● **Task objective**
Each line with the string "title" is to be copied from the records below.

—————

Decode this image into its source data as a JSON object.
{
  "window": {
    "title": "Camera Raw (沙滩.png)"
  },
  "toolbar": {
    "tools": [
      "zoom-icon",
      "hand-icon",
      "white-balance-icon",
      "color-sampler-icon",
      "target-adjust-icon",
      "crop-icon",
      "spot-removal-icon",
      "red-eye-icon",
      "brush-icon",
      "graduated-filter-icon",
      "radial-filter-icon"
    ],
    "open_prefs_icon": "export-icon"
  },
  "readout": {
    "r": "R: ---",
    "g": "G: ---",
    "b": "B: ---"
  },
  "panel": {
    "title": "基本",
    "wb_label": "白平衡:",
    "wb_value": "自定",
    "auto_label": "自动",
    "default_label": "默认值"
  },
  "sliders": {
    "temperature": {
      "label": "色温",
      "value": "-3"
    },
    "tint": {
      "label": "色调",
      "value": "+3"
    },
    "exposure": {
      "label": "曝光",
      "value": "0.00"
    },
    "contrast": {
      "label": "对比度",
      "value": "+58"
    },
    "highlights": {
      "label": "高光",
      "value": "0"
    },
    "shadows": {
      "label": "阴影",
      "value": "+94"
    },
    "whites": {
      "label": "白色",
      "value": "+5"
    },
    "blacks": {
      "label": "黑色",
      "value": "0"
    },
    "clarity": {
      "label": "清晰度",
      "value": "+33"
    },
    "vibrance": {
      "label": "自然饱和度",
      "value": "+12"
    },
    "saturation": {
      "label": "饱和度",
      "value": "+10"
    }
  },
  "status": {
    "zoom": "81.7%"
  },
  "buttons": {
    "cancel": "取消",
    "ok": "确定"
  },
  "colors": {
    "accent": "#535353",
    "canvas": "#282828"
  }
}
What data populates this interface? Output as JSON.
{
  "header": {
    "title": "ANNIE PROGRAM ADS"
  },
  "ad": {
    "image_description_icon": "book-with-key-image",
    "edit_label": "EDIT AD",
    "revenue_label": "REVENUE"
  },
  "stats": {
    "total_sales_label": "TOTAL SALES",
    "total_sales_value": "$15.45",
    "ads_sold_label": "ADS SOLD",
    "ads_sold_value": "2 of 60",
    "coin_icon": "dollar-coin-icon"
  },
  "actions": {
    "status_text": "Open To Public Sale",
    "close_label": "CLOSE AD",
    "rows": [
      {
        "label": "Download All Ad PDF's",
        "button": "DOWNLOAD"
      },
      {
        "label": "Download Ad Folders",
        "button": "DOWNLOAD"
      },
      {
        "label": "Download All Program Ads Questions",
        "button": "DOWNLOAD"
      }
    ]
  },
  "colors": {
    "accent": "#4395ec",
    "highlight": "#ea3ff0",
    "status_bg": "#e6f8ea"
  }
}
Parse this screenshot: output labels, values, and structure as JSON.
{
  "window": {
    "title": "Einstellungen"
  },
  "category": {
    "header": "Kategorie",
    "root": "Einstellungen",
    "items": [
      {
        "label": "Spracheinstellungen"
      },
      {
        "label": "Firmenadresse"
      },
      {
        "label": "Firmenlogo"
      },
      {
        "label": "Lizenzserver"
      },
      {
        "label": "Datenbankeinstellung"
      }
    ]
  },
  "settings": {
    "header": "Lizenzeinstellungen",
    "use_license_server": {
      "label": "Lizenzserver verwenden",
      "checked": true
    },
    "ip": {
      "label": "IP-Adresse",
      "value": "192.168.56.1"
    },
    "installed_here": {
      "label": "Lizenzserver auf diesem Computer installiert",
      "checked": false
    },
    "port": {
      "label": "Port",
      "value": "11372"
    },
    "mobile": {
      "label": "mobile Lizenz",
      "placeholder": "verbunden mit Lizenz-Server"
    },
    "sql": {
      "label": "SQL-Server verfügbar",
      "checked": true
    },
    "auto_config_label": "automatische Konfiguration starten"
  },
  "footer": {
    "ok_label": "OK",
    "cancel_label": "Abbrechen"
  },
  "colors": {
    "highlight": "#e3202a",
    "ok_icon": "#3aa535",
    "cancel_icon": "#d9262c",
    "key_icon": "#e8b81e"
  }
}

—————

● **Problem solution**
    "title": "Camera Raw (沙滩.png)"
    "title": "基本",
    "title": "ANNIE PROGRAM ADS"
    "title": "Einstellungen"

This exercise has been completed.